  2. Communicate with the teachers in your school that teach the student’s siblings, valuable information can be gained by sharing this information. Information received from all the students in that family might help you better understand things like education history, home situation, how to communicate with parents, etc.

  3. Where possible make parents aware of how to access the curriculum and learning objectives for their children. Provide them the link to your provincial curriculum for their grade. Or offer them a rubric or calendar indicating what will be taught and the desired learning outcomes for each month.

Strategies for creating welcoming environments

  1. Don’t assume that all children will be adversely affected by trauma as people react differently. The best thing that schools can do is to help create a welcoming and safe space for the children.

  2. All students need to know basics, which bathroom to use, what the bells mean, etc. These basic orientation items are important for creating a welcoming environment. Be sure to explain these things to your new students. Dual language visuals will help new students better understand the school space.

  3. The first thing in healing trauma is the need to create safety and a sense of being in control. Offer controlled choice. Give a lot of open choice about what new students would like to share about themselves so they feel in control of their story and the pace of sharing.

  4. Research suggests having at least one positive relationship with an adult at school has a huge impact, Be it yourself, or another staff member, taking an interest is really important. Let kids settle in, don’t ask them to talk about their past too early, but create space for them to open up when they are ready.

  5. Focus on building trust, emotional safety and positive peer and community relationships.

Strategies for discussing the issues (Syrian Crisis, Refugees, New student) with your classroom

The conflict in Syria, which began in 2011, has caused widespread displacement with more than 4 million Syrian refugees fleeing, mainly to neighbouring countries such as Lebanon, Turkey, Jordan and Iraq.

Conditions in asylum countries vary but overall are quite poor. Iraq, Jordan and Turkey are the only three countries that have formal refugee camps; however, the majority of Syrian refugees (85 percent) live in non-camp environments such as urban centers or makeshift dwellings. Syrian refugees resettled to Canada will come primarily from asylum countries such as Jordan and Lebanon where local integration is not possible due to the overwhelming number of refugees residing in those countries

Classmates of refugee children will have many questions. Through discovery they can find general answers, which will help them understand the journey the refugees have made and how they were able to come to Canada.

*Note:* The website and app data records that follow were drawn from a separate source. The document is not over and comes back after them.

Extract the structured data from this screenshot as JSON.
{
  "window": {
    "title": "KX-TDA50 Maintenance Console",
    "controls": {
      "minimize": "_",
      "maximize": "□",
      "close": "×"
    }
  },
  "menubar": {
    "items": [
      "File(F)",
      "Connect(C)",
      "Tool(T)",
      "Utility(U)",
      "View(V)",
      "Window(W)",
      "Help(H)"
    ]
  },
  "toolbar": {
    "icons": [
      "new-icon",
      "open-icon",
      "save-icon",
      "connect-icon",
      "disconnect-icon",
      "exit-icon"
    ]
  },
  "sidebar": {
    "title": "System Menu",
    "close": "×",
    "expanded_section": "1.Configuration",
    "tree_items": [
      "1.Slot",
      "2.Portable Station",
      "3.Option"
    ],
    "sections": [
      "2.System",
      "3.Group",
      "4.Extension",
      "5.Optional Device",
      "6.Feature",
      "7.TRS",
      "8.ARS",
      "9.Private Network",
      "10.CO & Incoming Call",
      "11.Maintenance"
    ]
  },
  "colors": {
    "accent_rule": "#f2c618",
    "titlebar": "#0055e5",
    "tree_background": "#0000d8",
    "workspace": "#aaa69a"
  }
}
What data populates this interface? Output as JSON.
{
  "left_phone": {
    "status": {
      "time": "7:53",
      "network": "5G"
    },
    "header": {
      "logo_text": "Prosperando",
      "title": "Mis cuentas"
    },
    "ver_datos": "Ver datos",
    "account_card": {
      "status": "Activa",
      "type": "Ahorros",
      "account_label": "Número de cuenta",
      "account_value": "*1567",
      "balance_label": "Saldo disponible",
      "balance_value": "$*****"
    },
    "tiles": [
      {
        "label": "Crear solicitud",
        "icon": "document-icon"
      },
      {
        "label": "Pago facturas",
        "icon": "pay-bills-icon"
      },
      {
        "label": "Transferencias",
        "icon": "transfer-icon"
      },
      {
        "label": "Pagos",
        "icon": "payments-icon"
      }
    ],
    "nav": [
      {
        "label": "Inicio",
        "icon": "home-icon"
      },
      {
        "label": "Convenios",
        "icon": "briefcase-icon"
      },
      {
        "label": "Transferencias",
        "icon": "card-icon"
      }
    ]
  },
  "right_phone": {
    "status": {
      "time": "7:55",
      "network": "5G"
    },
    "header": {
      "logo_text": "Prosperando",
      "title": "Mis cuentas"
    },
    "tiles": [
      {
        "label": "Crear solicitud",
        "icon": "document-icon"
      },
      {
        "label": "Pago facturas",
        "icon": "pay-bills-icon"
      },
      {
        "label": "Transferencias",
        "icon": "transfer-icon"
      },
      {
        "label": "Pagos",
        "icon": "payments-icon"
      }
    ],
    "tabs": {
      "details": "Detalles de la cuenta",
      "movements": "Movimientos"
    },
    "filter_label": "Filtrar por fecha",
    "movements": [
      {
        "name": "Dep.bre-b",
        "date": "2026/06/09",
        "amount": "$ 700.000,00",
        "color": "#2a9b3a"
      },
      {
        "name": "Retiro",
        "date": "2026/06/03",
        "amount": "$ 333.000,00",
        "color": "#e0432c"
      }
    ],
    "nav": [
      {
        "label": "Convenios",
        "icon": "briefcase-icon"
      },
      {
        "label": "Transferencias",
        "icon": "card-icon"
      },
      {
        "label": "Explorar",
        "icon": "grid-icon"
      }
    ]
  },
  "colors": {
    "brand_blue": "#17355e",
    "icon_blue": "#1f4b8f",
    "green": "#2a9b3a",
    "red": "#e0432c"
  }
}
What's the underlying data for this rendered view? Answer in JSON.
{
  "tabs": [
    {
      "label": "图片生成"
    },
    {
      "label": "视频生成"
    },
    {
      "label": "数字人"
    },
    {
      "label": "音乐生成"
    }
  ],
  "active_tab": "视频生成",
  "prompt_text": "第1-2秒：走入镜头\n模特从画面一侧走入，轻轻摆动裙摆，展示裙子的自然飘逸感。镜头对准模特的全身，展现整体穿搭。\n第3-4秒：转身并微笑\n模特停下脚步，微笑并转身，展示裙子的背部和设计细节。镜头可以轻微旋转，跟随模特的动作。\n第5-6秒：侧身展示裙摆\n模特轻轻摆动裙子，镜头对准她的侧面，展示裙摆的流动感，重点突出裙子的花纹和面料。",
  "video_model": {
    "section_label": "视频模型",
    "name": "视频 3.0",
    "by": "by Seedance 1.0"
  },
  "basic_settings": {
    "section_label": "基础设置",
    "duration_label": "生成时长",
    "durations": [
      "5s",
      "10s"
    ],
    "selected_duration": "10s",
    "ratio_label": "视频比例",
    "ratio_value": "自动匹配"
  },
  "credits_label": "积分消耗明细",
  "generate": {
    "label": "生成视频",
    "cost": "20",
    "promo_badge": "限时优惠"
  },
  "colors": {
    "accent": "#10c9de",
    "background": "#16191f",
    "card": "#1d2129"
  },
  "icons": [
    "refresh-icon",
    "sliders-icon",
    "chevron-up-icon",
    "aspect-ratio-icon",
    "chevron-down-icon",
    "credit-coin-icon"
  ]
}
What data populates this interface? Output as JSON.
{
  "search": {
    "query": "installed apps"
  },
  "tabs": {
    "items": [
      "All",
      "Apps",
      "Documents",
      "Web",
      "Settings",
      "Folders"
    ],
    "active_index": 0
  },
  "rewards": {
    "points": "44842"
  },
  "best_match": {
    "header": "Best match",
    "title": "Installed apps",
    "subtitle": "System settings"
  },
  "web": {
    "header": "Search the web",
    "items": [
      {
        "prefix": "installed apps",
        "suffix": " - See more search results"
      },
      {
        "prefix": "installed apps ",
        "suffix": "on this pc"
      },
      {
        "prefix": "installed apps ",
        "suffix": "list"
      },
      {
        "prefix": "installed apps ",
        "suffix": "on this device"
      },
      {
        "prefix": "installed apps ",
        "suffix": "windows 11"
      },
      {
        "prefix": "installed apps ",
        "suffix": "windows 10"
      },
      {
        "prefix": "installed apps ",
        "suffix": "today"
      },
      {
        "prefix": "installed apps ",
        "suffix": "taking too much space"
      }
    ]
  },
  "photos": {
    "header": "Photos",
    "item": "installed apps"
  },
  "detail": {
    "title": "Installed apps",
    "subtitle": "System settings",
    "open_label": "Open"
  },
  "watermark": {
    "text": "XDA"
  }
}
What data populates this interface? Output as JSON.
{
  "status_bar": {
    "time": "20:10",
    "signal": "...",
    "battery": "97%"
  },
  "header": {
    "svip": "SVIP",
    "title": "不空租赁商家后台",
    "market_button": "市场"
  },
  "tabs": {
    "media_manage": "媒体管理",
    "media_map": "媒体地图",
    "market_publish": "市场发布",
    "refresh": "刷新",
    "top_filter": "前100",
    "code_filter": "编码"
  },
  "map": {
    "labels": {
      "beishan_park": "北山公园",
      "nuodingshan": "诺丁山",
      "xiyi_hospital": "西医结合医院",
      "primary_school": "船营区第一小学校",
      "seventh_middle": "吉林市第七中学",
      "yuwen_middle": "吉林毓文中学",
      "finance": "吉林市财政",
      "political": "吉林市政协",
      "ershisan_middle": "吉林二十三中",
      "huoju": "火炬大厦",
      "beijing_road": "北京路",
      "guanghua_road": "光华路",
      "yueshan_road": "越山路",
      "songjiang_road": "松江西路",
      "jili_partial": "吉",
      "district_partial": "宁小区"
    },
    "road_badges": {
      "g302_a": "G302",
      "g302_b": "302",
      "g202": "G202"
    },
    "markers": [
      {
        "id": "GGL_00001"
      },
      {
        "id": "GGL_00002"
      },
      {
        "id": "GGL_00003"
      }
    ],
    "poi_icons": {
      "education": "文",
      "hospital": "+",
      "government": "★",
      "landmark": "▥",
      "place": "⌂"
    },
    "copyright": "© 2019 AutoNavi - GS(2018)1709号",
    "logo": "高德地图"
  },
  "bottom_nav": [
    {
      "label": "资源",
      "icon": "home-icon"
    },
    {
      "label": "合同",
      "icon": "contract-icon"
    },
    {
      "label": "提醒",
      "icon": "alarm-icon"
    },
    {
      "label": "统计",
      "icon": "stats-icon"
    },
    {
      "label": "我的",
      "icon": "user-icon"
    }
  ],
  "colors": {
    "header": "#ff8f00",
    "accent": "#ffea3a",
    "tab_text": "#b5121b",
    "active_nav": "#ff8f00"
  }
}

  1. What does refugee mean?
    A refugee is someone who has left a dangerous place for a less dangerous place. You could help refugees from a hurricane by bringing them food and blankets. Refuge means shelter. So a refugee is a person that seeks shelter or a safe place, usually from war, natural disaster, or some other harmful situation.

  2. Check the world map and find Syria. Look for the countries that are nearby where the refugees may have gone when they fled.Find Lebanon, Turkey, Jordan and Iraq.
    Is Canada a neighbouring country?
    How do the refugees get to Canada?

  3. Share happy news stories about the arrival of recent Syrian refugees and how they were welcomed to Canada.

  4. Explain how the arriving families are receiving help with resettlement and how many people are coming to settle in Canada.

  5. Ask the children to write a story about what help they would like to receive if they had to move to another country.

It may be some time before the new student is ready to share the story of their own journey, where they lived along the way, what they carried with them, how they travelled, and how they survived. Help the children to be respectful and patient by creating a box where they can write down their questions to be answered slowly over time. Shift the discussion to ways the children can help them enjoy their new school community. Look at picture books together, play games, discover each other’s skills and talents in art, music, sports, and more.